Studying those flaws will also help you eliminate wrong answers more quickly and confidently, too. Answer B, for example, describes an ad hominem attack, or source argument, which is when you go after the person that made an argument rather than dealing with the content of their argument. That's not what happened here, so if you know what that answer is describing it should be easy to eliminate just because we know what it is saying and that it didn't occur in the stimulus.

Check out those resources and study your flaws! That should lead to major improvement on a wide variety of questions.

Good luck, keep at it!
swimmergrl101
• Posts: 4
• Joined: Feb 04, 2018
#43619
Thank you so much for your response! Do you recommend any online resources?
• PowerScore Staff
• Posts: 5153
• Joined: Apr 14, 2011
#43649
This one, of course, as well as our blog. Also check out our self-study area on our website at http://students.powerscore.com/self-study/

As far as finding online discussions of what all the flaw types are, I don't have one to point you to, but you can certainly run a web search on "LSAT Flaws". Just be careful about what you find - not all sources are as well researched and analyzed as what we provide. Of course I highly recommend our books, which are some of the best sellers in the industry!

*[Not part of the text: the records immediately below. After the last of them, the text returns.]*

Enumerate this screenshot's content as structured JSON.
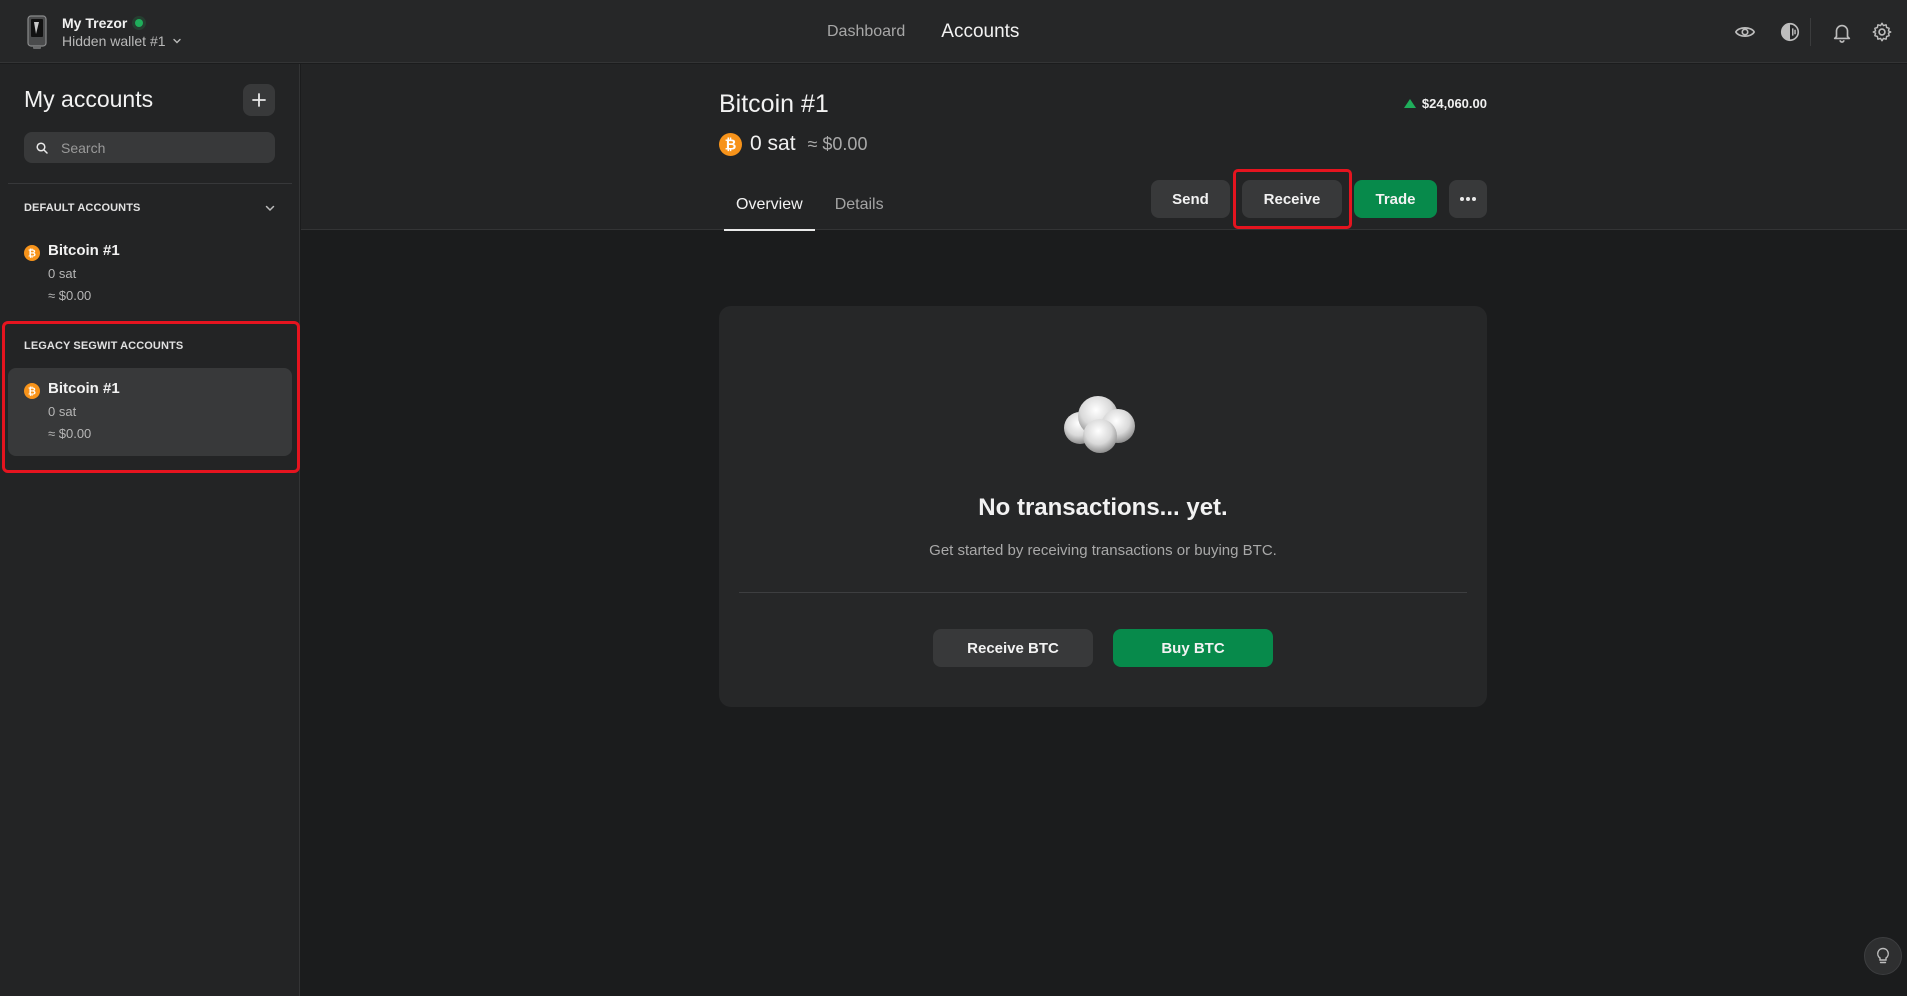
{
  "header": {
    "device_name": "My Trezor",
    "wallet_name": "Hidden wallet #1",
    "nav": [
      {
        "label": "Dashboard",
        "active": false
      },
      {
        "label": "Accounts",
        "active": true
      }
    ],
    "icons": [
      "eye-icon",
      "half-moon-icon",
      "bell-icon",
      "gear-icon"
    ]
  },
  "sidebar": {
    "title": "My accounts",
    "search_placeholder": "Search",
    "groups": [
      {
        "label": "DEFAULT ACCOUNTS",
        "accounts": [
          {
            "name": "Bitcoin #1",
            "balance": "0 sat",
            "fiat": "≈ $0.00",
            "selected": false
          }
        ]
      },
      {
        "label": "LEGACY SEGWIT ACCOUNTS",
        "accounts": [
          {
            "name": "Bitcoin #1",
            "balance": "0 sat",
            "fiat": "≈ $0.00",
            "selected": true
          }
        ]
      }
    ]
  },
  "account": {
    "title": "Bitcoin #1",
    "balance": "0 sat",
    "fiat": "≈ $0.00",
    "price": "$24,060.00",
    "tabs": [
      {
        "label": "Overview",
        "active": true
      },
      {
        "label": "Details",
        "active": false
      }
    ],
    "actions": {
      "send": "Send",
      "receive": "Receive",
      "trade": "Trade"
    }
  },
  "empty_state": {
    "title": "No transactions... yet.",
    "subtitle": "Get started by receiving transactions or buying BTC.",
    "receive_btn": "Receive BTC",
    "buy_btn": "Buy BTC"
  },
  "colors": {
    "background": "#1b1c1d",
    "panel": "#262728",
    "accent_green": "#078a4b",
    "bitcoin_orange": "#f7931a",
    "highlight_red": "#e5141f"
  }
}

Good luck with your continued studies! Let us know how else we can help you along the way.
• Posts: 100
• Joined: May 21, 2019
#80452
I got this question wrong by choosing (A). The premise only establishes that daytime shark attacks are also possible, but that does not get to the conclusion that swimming during the day versus at night are equally dangerous, or the other way around (swimming during the day is actually more dangerous). The author fails to consider certain possibilities that could still make night swimming inherently dangerous, which is what (A) is pointing out.

I eliminated (E) because it requires the condition that "more people swam at night," and thought regardless whether people swam in shark-infected water or not, it is still dangerous. Now, I can see the hypothetical "danger" equals to its realization that "if you swim in it you will be attacked." So I think this question is about (E) being a stronger weakener than (A), which also weakens. However, the common consensus is that only one answer choice is correct/weakens and it should not be a judgment of degree. Thus, can any expert shed some light on why (A) is not a weakener at all? Thanks!